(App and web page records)

⁂

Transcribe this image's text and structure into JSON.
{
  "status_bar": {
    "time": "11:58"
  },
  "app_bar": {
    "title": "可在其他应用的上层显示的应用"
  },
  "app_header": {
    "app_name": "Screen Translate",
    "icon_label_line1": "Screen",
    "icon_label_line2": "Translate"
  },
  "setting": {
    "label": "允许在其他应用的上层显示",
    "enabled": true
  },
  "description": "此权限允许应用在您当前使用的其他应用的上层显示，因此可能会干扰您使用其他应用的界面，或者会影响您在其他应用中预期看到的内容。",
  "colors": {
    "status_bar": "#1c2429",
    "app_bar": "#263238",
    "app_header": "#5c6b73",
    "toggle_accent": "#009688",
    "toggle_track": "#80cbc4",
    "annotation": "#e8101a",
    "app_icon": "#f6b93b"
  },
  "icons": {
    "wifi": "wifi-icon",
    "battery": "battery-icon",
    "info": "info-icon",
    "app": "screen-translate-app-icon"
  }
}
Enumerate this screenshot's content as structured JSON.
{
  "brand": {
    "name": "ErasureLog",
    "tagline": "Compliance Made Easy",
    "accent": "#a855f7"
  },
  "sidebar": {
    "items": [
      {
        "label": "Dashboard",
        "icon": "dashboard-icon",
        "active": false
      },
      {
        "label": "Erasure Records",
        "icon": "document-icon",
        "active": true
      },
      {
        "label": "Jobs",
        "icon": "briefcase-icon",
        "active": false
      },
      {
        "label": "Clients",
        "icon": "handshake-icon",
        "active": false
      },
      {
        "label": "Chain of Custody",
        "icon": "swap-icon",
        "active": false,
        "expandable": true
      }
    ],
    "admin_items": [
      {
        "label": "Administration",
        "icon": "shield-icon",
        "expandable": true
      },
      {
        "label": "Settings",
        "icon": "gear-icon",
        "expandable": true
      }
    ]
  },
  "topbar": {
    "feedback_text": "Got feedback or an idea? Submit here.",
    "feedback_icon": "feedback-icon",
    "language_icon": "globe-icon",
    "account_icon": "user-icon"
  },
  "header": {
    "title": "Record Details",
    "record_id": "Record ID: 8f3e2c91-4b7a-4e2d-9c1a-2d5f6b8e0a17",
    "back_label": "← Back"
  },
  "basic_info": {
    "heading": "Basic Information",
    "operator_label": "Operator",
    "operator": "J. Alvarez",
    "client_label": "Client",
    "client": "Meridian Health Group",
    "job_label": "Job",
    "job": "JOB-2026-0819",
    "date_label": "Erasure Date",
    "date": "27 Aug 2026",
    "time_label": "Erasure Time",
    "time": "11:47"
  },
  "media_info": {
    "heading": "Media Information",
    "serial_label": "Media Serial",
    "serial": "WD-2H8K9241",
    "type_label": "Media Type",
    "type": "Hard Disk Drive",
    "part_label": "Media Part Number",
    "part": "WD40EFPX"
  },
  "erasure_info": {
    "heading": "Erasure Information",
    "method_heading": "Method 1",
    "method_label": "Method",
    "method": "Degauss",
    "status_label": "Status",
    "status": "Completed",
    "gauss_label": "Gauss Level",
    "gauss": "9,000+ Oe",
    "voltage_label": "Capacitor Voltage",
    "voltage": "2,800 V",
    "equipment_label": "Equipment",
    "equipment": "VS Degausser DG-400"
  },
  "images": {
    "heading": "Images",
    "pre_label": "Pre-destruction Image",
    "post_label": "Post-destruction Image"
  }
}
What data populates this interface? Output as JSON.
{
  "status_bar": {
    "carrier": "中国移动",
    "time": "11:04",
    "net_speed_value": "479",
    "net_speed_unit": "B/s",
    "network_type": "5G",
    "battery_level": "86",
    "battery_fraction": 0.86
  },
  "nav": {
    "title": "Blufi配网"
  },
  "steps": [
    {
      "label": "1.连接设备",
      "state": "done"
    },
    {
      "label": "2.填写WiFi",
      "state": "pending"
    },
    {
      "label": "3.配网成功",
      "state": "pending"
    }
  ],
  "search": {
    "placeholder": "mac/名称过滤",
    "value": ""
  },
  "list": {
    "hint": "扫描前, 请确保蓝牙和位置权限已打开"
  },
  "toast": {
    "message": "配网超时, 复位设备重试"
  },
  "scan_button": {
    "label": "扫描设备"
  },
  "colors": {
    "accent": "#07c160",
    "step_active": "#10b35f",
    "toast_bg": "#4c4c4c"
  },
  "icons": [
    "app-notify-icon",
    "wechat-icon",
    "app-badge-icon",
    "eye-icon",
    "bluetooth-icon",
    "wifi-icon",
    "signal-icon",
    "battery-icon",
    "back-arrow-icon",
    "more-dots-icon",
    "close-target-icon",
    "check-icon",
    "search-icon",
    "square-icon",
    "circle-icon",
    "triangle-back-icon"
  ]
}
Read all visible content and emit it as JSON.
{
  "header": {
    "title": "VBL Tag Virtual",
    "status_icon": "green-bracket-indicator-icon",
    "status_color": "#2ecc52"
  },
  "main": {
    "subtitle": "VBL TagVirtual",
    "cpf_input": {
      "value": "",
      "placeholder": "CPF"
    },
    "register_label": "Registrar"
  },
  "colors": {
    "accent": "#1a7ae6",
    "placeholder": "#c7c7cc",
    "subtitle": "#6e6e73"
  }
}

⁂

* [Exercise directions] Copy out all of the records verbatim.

* [The completed task]
Transcribe this image's text and structure into JSON.
{
  "status_bar": {
    "time": "11:58"
  },
  "app_bar": {
    "title": "可在其他应用的上层显示的应用"
  },
  "app_header": {
    "app_name": "Screen Translate",
    "icon_label_line1": "Screen",
    "icon_label_line2": "Translate"
  },
  "setting": {
    "label": "允许在其他应用的上层显示",
    "enabled": true
  },
  "description": "此权限允许应用在您当前使用的其他应用的上层显示，因此可能会干扰您使用其他应用的界面，或者会影响您在其他应用中预期看到的内容。",
  "colors": {
    "status_bar": "#1c2429",
    "app_bar": "#263238",
    "app_header": "#5c6b73",
    "toggle_accent": "#009688",
    "toggle_track": "#80cbc4",
    "annotation": "#e8101a",
    "app_icon": "#f6b93b"
  },
  "icons": {
    "wifi": "wifi-icon",
    "battery": "battery-icon",
    "info": "info-icon",
    "app": "screen-translate-app-icon"
  }
}
Enumerate this screenshot's content as structured JSON.
{
  "brand": {
    "name": "ErasureLog",
    "tagline": "Compliance Made Easy",
    "accent": "#a855f7"
  },
  "sidebar": {
    "items": [
      {
        "label": "Dashboard",
        "icon": "dashboard-icon",
        "active": false
      },
      {
        "label": "Erasure Records",
        "icon": "document-icon",
        "active": true
      },
      {
        "label": "Jobs",
        "icon": "briefcase-icon",
        "active": false
      },
      {
        "label": "Clients",
        "icon": "handshake-icon",
        "active": false
      },
      {
        "label": "Chain of Custody",
        "icon": "swap-icon",
        "active": false,
        "expandable": true
      }
    ],
    "admin_items": [
      {
        "label": "Administration",
        "icon": "shield-icon",
        "expandable": true
      },
      {
        "label": "Settings",
        "icon": "gear-icon",
        "expandable": true
      }
    ]
  },
  "topbar": {
    "feedback_text": "Got feedback or an idea? Submit here.",
    "feedback_icon": "feedback-icon",
    "language_icon": "globe-icon",
    "account_icon": "user-icon"
  },
  "header": {
    "title": "Record Details",
    "record_id": "Record ID: 8f3e2c91-4b7a-4e2d-9c1a-2d5f6b8e0a17",
    "back_label": "← Back"
  },
  "basic_info": {
    "heading": "Basic Information",
    "operator_label": "Operator",
    "operator": "J. Alvarez",
    "client_label": "Client",
    "client": "Meridian Health Group",
    "job_label": "Job",
    "job": "JOB-2026-0819",
    "date_label": "Erasure Date",
    "date": "27 Aug 2026",
    "time_label": "Erasure Time",
    "time": "11:47"
  },
  "media_info": {
    "heading": "Media Information",
    "serial_label": "Media Serial",
    "serial": "WD-2H8K9241",
    "type_label": "Media Type",
    "type": "Hard Disk Drive",
    "part_label": "Media Part Number",
    "part": "WD40EFPX"
  },
  "erasure_info": {
    "heading": "Erasure Information",
    "method_heading": "Method 1",
    "method_label": "Method",
    "method": "Degauss",
    "status_label": "Status",
    "status": "Completed",
    "gauss_label": "Gauss Level",
    "gauss": "9,000+ Oe",
    "voltage_label": "Capacitor Voltage",
    "voltage": "2,800 V",
    "equipment_label": "Equipment",
    "equipment": "VS Degausser DG-400"
  },
  "images": {
    "heading": "Images",
    "pre_label": "Pre-destruction Image",
    "post_label": "Post-destruction Image"
  }
}
What data populates this interface? Output as JSON.
{
  "status_bar": {
    "carrier": "中国移动",
    "time": "11:04",
    "net_speed_value": "479",
    "net_speed_unit": "B/s",
    "network_type": "5G",
    "battery_level": "86",
    "battery_fraction": 0.86
  },
  "nav": {
    "title": "Blufi配网"
  },
  "steps": [
    {
      "label": "1.连接设备",
      "state": "done"
    },
    {
      "label": "2.填写WiFi",
      "state": "pending"
    },
    {
      "label": "3.配网成功",
      "state": "pending"
    }
  ],
  "search": {
    "placeholder": "mac/名称过滤",
    "value": ""
  },
  "list": {
    "hint": "扫描前, 请确保蓝牙和位置权限已打开"
  },
  "toast": {
    "message": "配网超时, 复位设备重试"
  },
  "scan_button": {
    "label": "扫描设备"
  },
  "colors": {
    "accent": "#07c160",
    "step_active": "#10b35f",
    "toast_bg": "#4c4c4c"
  },
  "icons": [
    "app-notify-icon",
    "wechat-icon",
    "app-badge-icon",
    "eye-icon",
    "bluetooth-icon",
    "wifi-icon",
    "signal-icon",
    "battery-icon",
    "back-arrow-icon",
    "more-dots-icon",
    "close-target-icon",
    "check-icon",
    "search-icon",
    "square-icon",
    "circle-icon",
    "triangle-back-icon"
  ]
}
Read all visible content and emit it as JSON.
{
  "header": {
    "title": "VBL Tag Virtual",
    "status_icon": "green-bracket-indicator-icon",
    "status_color": "#2ecc52"
  },
  "main": {
    "subtitle": "VBL TagVirtual",
    "cpf_input": {
      "value": "",
      "placeholder": "CPF"
    },
    "register_label": "Registrar"
  },
  "colors": {
    "accent": "#1a7ae6",
    "placeholder": "#c7c7cc",
    "subtitle": "#6e6e73"
  }
}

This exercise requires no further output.